And the circle perpetuates.

On the drive to my confirmation class this afternoon I realized I was tired. Exhausted, really… Thoughts on our need for true evangelization soon turned into realizations of my own ineffectiveness this year teaching the faith at home and religious ed. at church. There was a contradiction between the Joyful mysteries and my heart as I drove along praying my rosary.

Before class began I noticed a young Asian boy sitting across the table from me. His family is new to the parish, and I didn’t know much about him, In fact, I thought he was a new student, or visitor. I observed him as he talked with the DRE next to me. There was something special about him. The way he talked reminded me of one of my sons. “You seem to be very intelligent to me.” I said. He just looked at me. “What’s your name?” I asked. (I’ll call him Jesus here…) “Jesus”, I said, “how well do you know the faith?” “Faith?” He replied. There was some silence for a bit, and looking back up at me we launched into this conversation:

Jesus: “My mother is dead.”

Jesus: “My father shot my mother and killed her, and he’s in jail.

Me: “That must have really hurt your little heart Jesus, huh?”

Jesus: “Yea.”

Me: “I know how you feel, I lost my father when I was young. That hurt my heart too.”

Jesus: “My mother told me that I shouldn’t cry for her.”

Me: “Oh, no, Jesus, it’s okay to cry. You loved her right? It’s a good thing to cry.”

Jesus: “I did.”

Me: “Did your mother have faith?”

Jesus: “What?”

Me: “Did your mother believe in God?”

Jesus: “Oh yes, she told me that her spirit would be looking over me.”

Me: “Do you pray for your mother, Jesus?”

Me: “You know, that’s why it’s good to know your faith.” To know God exists.” “Before I had faith I didn’t believe, to me my father was just, well, gone, that was that, the end; I wasn’t aware that we have souls.
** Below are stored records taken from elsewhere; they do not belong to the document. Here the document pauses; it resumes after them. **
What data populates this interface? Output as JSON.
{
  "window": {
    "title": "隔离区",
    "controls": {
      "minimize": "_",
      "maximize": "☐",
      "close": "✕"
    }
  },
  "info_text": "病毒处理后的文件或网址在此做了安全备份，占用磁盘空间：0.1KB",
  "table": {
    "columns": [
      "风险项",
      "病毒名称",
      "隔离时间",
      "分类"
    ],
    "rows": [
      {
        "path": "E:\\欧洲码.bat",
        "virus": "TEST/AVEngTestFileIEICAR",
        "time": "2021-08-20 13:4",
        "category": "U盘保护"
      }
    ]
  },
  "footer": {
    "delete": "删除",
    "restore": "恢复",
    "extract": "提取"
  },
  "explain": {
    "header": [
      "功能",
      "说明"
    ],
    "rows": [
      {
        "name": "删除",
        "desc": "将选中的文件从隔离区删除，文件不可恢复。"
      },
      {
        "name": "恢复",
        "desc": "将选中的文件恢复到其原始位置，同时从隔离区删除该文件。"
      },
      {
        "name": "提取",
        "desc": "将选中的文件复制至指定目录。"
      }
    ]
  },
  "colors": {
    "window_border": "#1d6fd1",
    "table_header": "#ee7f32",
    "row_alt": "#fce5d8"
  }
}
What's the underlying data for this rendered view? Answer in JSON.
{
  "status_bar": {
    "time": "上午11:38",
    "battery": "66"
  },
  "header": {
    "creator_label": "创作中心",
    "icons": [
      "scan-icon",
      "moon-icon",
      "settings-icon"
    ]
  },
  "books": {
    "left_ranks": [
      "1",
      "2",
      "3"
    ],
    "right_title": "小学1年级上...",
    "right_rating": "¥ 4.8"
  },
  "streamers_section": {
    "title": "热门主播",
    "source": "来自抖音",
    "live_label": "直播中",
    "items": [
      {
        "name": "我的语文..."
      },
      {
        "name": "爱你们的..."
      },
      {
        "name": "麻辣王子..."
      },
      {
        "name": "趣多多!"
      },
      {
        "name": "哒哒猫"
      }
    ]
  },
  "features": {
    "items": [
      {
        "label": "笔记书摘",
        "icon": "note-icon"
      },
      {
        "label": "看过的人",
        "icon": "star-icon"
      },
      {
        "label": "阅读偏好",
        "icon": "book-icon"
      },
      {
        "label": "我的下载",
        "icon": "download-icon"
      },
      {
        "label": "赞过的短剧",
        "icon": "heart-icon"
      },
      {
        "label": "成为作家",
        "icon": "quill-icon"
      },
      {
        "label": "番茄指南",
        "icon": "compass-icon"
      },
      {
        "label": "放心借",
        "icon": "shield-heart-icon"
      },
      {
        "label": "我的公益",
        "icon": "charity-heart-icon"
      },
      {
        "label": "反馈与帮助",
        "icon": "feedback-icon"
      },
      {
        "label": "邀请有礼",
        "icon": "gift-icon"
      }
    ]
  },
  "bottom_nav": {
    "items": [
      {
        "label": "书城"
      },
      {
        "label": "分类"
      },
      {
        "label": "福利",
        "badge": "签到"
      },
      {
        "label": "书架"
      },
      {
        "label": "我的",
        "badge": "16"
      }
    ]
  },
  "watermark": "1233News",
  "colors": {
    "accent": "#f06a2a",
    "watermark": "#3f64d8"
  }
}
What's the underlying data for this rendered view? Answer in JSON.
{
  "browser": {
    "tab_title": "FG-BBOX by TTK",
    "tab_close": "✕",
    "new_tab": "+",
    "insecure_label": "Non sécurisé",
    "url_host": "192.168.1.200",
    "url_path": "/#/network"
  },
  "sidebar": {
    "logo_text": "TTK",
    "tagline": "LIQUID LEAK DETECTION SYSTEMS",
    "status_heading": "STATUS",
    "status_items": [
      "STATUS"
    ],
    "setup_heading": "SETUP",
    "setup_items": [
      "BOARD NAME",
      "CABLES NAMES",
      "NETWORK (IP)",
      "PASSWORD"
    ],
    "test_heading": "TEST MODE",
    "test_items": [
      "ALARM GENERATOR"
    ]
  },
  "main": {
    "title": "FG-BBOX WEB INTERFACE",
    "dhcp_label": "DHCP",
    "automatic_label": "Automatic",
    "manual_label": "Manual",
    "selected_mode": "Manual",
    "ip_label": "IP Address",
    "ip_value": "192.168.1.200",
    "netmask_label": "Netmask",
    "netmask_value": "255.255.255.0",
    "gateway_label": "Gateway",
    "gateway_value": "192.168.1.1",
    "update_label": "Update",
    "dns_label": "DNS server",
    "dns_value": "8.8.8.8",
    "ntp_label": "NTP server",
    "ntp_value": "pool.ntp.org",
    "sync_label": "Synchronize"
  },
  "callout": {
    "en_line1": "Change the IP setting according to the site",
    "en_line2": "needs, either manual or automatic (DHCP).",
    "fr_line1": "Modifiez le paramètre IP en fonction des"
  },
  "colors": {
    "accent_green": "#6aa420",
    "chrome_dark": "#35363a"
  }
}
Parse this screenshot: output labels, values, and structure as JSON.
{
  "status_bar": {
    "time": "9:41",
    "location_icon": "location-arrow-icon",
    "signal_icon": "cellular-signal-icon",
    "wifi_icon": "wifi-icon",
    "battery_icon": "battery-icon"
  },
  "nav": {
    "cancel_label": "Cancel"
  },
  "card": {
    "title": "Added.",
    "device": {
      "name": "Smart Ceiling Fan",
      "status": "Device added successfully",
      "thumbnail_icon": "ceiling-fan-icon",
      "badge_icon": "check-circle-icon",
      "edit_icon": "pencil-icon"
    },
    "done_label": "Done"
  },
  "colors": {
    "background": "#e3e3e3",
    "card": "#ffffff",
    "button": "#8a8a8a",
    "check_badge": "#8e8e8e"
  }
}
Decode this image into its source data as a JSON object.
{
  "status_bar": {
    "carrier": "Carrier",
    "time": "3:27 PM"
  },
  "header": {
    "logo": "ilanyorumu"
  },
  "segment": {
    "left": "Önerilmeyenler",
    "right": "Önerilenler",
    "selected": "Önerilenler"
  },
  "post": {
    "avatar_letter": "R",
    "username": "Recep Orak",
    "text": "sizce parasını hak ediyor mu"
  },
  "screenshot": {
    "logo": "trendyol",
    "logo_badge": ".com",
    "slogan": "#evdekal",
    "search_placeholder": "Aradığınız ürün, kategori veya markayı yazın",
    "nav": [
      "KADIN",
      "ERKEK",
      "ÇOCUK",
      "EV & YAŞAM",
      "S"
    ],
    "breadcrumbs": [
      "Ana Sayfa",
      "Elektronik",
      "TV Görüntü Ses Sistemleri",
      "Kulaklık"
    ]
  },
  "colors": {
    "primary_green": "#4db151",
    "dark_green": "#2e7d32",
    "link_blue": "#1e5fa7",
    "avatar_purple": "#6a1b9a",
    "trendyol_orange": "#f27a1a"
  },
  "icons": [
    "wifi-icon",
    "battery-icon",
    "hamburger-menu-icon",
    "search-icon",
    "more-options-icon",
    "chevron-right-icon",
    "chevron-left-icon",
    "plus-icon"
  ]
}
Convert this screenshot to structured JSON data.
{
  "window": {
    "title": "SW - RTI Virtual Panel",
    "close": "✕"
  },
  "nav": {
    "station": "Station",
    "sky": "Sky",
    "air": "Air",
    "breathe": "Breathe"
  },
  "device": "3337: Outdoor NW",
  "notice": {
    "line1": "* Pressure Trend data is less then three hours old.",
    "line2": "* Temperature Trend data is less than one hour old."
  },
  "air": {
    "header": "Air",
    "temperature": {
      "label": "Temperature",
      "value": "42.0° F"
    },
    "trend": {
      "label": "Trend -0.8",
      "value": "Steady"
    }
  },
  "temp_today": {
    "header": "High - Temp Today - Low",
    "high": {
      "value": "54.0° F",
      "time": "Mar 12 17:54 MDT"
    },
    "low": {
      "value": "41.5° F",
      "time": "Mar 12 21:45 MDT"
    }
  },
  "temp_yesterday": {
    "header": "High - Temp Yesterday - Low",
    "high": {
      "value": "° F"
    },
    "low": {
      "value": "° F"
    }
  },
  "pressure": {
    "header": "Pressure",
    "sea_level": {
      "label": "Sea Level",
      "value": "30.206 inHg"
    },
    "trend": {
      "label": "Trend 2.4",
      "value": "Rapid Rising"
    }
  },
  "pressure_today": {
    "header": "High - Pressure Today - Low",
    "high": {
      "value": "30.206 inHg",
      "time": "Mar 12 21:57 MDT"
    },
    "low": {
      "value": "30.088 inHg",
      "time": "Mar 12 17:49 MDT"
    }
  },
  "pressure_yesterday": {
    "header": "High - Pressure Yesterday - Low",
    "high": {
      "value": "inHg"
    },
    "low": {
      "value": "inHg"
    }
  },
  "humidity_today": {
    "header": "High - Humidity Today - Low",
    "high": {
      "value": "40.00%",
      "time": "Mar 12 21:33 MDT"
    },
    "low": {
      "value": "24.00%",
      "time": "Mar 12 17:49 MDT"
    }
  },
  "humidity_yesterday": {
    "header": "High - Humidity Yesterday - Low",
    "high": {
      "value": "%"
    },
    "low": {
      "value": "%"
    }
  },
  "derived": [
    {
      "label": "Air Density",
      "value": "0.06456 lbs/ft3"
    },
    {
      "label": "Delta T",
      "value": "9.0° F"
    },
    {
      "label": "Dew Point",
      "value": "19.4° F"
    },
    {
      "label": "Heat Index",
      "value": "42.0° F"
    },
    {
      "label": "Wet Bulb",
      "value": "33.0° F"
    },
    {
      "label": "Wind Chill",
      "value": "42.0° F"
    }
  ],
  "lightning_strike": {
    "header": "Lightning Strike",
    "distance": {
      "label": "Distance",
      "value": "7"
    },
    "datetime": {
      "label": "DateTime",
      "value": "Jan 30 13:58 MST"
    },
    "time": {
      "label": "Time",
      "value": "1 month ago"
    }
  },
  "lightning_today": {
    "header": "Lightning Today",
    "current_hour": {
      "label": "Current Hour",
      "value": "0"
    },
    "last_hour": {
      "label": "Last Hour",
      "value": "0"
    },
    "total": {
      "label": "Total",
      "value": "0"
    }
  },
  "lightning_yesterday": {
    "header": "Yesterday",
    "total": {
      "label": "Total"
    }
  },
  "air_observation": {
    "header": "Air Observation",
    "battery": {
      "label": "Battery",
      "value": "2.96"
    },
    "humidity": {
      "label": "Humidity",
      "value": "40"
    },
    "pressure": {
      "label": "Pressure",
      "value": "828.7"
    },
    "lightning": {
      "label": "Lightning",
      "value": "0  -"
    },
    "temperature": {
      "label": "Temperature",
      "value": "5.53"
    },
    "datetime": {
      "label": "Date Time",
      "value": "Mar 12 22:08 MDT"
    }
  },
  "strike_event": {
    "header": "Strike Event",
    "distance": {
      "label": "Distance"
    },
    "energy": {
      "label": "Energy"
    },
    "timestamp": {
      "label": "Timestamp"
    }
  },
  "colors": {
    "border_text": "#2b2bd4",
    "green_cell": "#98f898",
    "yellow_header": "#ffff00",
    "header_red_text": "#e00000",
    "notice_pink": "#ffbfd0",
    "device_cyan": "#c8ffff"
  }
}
That my father had a soul which was with God, and at the end of time God will reunite–as with each of us–our souls to our bodies.” “And we shall be like Jesus.” “You know Jesus rose from the dead, and His body is glorified.” “We shall be like that.”

Me: “But you can help your mother through your prayers, now.” “We don’t know the state of our parents souls, she may be in heaven already, or in purgatory, which is why it’s always good to pray for our parents.”

Jesus: “What’s purgatory?”

Me: “Jesus, it’s like a cleansing fire of God’s love.” God is a pure spirit, and He cleanses us before entering into heaven.”

Jesus: “I hurt my ankle playing basketball at school today!”

Me: “You like to play basketball, Jesus?” “Me too!” And I showed him a knot on my ankle from twisting it playing.

Jesus: “I played baseball too!”

Me: “You’re kidding me, right?” “I played baseball as a kid too.”

Me: “What team?”

Jesus: “The Astros.”

Me: “Astros, huh? I played on the Angels.”

Jesus: “Sometimes I get real angry.”

Me: “Really?”

Jesus: “Yea.” “Really angry.”

Me: “That’s when you need to pray hard Jesus.”

Me: “Hey, we should get together and play some basketball together.”

Jesus: “Can you shoot 3’s still?”

Me: “Yea, I still can.” “Well… at least for the time being.”

These are the children we’ve heard about…